This being Easter Week and all, I dusted off a memory from some years back of a previous Easter Week observation that’s a little more than just that (I think). You tell me.
In the fast food place, standing behind a dad and his young daughter, based on the time of day and their clothes possibly on their way home from Mass (Holy Communion and a McGriddle, who could ask for anything more) I realize from the way he's speaking to the counter person about employment that he doesn't have a job. There's a discussion of shift availabilities (all of them) and pay differentials (doesn't sound like many) and he's nodding as she's talking while scribbling names and numbers down on a McNapkin.
It's funny, I think, as we age, it takes us longer to bounce back from the knocks and bruises of everyday life here on the ant farm. I remember a coarse witticism about endurance at a specific act for the course of a night and how you know you're getting old, and how I laughed when I first heard it.
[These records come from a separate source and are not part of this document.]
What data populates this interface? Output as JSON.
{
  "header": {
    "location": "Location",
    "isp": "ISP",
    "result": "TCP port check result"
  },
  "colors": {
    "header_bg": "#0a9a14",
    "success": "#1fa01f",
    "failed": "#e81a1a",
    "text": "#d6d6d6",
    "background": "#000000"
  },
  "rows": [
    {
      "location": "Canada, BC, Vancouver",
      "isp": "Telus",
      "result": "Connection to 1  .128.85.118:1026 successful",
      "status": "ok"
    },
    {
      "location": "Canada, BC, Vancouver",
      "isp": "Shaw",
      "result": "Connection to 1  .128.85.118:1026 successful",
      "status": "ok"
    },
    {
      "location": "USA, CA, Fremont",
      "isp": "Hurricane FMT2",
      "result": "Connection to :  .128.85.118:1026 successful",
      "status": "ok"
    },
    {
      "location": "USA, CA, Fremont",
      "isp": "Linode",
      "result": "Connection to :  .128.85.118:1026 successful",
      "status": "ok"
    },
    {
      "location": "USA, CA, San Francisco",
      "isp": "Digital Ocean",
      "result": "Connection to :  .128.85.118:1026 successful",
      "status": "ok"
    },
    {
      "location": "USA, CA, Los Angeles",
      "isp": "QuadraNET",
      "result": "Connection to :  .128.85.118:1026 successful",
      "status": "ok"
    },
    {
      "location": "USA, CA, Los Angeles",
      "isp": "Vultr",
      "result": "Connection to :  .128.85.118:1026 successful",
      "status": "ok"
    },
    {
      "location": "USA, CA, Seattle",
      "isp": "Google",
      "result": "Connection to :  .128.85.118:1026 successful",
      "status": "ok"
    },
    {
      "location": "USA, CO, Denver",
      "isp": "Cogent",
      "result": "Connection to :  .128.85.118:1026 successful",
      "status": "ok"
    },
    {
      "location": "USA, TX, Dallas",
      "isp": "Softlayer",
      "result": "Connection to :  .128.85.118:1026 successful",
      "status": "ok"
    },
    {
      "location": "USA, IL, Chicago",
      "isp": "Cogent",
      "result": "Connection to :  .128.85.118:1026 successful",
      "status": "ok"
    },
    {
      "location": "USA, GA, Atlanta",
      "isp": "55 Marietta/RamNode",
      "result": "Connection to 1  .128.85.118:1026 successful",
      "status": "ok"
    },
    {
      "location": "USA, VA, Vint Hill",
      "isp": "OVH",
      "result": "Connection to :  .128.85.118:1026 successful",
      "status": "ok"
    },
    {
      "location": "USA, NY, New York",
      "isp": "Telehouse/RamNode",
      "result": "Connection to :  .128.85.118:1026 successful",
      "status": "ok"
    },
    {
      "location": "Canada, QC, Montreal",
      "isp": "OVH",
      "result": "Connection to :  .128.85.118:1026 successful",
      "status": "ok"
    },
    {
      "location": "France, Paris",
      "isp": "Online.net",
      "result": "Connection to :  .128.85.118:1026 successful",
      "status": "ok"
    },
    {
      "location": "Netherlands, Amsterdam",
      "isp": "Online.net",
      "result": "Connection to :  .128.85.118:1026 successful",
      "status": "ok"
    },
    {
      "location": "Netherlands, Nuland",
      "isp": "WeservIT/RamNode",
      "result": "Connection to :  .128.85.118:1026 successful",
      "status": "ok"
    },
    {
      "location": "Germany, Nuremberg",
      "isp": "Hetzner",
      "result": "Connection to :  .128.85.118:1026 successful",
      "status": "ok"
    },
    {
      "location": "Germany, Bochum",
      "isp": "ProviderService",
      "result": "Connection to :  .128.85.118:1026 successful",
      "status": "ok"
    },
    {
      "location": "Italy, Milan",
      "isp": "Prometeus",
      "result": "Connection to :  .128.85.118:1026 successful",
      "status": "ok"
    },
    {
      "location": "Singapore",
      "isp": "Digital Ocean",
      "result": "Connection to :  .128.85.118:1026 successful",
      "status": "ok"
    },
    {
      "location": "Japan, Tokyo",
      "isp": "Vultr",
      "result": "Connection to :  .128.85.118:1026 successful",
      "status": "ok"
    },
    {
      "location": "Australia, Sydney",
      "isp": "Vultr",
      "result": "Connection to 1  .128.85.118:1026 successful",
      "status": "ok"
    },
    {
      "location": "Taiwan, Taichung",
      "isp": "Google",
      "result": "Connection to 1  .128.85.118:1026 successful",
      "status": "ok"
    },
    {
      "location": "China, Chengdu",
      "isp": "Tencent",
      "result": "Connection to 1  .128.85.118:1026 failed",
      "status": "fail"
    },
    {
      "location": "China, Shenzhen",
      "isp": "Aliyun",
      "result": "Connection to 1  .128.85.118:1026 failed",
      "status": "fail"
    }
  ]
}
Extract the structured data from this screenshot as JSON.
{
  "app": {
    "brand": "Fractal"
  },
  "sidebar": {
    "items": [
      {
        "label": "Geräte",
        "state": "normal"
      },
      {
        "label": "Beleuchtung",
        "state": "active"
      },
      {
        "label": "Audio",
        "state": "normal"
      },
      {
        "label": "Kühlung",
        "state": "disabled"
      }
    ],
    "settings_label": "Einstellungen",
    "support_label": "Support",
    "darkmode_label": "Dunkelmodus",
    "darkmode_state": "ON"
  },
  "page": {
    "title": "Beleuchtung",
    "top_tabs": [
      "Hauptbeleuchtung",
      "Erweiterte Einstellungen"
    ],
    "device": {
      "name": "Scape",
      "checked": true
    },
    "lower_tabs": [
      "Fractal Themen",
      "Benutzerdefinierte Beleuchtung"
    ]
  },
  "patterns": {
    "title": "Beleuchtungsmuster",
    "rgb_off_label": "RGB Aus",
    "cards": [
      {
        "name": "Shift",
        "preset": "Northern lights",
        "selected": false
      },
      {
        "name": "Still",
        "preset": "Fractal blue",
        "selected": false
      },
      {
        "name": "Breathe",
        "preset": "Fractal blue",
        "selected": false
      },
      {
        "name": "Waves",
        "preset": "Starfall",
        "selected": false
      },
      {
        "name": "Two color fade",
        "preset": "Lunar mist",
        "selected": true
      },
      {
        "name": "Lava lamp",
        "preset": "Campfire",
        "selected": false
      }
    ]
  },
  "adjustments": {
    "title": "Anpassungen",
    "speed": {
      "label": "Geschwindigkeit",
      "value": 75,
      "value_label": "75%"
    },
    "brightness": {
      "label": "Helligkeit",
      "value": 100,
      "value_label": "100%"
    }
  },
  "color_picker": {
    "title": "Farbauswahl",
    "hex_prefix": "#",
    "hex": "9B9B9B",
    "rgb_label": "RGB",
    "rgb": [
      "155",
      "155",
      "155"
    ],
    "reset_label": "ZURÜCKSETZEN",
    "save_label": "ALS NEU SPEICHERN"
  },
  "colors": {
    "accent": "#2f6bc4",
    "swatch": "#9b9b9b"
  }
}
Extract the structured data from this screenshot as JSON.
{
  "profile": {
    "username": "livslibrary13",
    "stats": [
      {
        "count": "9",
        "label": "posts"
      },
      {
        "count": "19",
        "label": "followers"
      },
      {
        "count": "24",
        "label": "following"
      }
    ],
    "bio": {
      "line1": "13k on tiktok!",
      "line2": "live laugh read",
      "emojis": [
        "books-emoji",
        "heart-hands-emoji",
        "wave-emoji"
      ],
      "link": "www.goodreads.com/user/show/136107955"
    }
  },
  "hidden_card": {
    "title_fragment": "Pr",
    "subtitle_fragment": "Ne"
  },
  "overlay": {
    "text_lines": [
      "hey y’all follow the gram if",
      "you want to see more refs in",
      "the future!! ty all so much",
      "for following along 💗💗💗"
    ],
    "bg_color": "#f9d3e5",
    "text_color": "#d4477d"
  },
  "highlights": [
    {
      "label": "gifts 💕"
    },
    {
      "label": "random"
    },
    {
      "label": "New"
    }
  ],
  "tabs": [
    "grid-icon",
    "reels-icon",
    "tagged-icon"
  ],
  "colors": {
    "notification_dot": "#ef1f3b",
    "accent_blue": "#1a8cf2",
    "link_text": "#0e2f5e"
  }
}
Same with the rest of our lives, too, I guess. In our twenties, then thirties, forties and now fifties and sixties, we move from position to position with nary a thought--as the decades advance, each job starts to look more like a career until the economic tsunami so many have endured in recent years swept away savings, self-respect and maybe home and hearth. Wall Street wrecked Main Street and no one went to jail-and then we wonder about our national cynicism.
The child at his feet was no more than five and had a tiara on and a pink fairy dress of the kind that parents think every daughter at that age loves, and perhaps they do. He's making sure he understands the sequence in which to call the phone numbers, because 'if you call region before district, they'll tell you there aren't any vacancies' when his child squeals in delight and holds up her prize.
She's found a dime on the floor perhaps someone dropped their change from a purchase, or, more likely, it didn't quite make it through the slot in the counter collection box for the network of supportive housing for parents of children with cancer the franchise has constructed across the USA and around the world.
I'm not alone in the latter supposition as the father bends to pick his daughter up and quietly explains to her where the dime really came from and, by implication and inference, where it truly belongs. Without hesitation, safe in his arms, the child leans across her father and drops the dime through the slot in the top of the box. He kisses her softly on her brow and turns his attention back to the counter-person.
He smiles as his order is given to him and both dad and daughter head for the parking lot and home with breakfast and, perhaps, a new hope. For a just a moment, a bright spring morning brightens even more.
The past is gone, it's all been said.
So here's to what the future brings, I know tomorrow you'll find better things.